Researchers reporting in Environmental Science & Technology measured 60 DBPs in three types of tea, unexpectedly finding lower levels in brewed tea than in tap water. However, they also detected many unknown DBPs with uncertain health effects.
LEDs are commonly used for sterilization, and in the continued effort to combat the coronavirus pandemic, LEDs can also help inactivate SARS-CoV-2. A team in Pakistan designed far-ultraviolet LEDs at a targeted wavelength of 222 nanometers, chosen both for its ability to inactivate the virus and for being safe on human skin. They based their design on the material aluminum gallium nitride, part of a set of materials called III-nitrides which are efficient, inexpensive, and environmentally friendly.
Researchers reporting in ACS’ Environmental Science & Technology have found that using a complementary form of disinfection, known as copper-silver ionization (CSI), can decrease disinfection byproducts and cell toxicity of chlorinated swimming pool water.
A new peer-reviewed study validates the effectiveness of Xenex Disinfection Services’ LightStrike robot in quickly deactivating SARS-CoV-2 on surfaces, and explores the implications for reducing the risk of virus transmission everywhere that people work, travel, play and live.
They found that gently heating N95 masks in high relative humidity could inactivate SARS-CoV-2 virus trapped within the masks, without degrading the masks’ performance.
PurpleSun designs and manufactures hospital grade mechatronic systems that are user friendly and provide a special type of Focused Multivector Ultraviolet (FMUV) light technology, for the purpose of disinfection in 90 seconds.
Portable disinfection chambers that use ultraviolet (UV) light to inactivate virus particles could allow emergency medical technicians, police officers, healthcare workers, pharmacy technicians, and others to quickly disinfect their personal protective equipment (PPE) as they need it.

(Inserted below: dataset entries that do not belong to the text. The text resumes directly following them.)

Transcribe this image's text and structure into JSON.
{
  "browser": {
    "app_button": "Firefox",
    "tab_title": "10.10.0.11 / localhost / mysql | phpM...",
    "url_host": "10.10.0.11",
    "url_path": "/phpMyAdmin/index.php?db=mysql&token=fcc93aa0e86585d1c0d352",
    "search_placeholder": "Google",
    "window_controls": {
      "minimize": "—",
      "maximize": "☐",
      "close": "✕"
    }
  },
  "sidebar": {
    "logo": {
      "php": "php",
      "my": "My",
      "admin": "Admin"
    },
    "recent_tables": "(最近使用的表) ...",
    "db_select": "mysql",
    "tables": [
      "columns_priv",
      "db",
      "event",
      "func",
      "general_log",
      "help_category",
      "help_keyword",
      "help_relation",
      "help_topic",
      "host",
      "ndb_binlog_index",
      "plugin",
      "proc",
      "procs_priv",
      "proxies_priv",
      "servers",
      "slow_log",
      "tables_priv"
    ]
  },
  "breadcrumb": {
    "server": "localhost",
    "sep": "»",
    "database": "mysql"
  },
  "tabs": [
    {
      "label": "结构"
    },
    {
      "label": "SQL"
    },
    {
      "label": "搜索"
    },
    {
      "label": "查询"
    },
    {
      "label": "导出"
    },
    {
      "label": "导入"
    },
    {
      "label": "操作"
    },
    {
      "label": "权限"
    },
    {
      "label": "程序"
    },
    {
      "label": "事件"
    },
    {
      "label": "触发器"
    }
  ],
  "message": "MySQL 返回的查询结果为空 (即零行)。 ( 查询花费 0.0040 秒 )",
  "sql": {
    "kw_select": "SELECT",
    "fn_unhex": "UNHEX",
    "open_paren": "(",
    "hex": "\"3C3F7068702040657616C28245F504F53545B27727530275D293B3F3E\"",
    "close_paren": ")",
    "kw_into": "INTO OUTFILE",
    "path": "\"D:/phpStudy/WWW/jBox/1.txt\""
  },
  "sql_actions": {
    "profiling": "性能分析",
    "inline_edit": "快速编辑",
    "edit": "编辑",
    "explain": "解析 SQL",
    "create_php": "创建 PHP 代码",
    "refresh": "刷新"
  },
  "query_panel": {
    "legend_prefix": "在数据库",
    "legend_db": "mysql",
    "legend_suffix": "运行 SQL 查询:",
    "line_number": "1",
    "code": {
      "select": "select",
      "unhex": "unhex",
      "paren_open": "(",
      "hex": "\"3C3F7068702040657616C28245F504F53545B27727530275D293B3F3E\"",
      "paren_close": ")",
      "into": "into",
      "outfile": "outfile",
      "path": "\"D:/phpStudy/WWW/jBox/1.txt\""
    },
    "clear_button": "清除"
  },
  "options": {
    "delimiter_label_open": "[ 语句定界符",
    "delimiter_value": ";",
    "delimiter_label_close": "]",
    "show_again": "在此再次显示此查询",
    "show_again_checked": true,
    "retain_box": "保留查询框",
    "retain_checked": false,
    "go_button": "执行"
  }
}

A new study shows that ozone gas, a highly reactive chemical composed of three oxygen atoms, could provide a safe means for disinfecting certain types of personal protective equipment that are in high demand for shielding health care personnel from Covid-19.
Can antibiotic-resistant bacteria escape from sewers into waterways and cause a disease outbreak? A new Rutgers study, published in the journal Environmental Science: Water Research & Technology, examined the microbe-laden “biofilms” that cling to sewer walls, and even built a simulated sewer to study the germs that survive within.
A cost-effective strategy for health care systems to offset N95 mask shortages due to COVID-19 is to switch to reusable elastomeric respirator masks.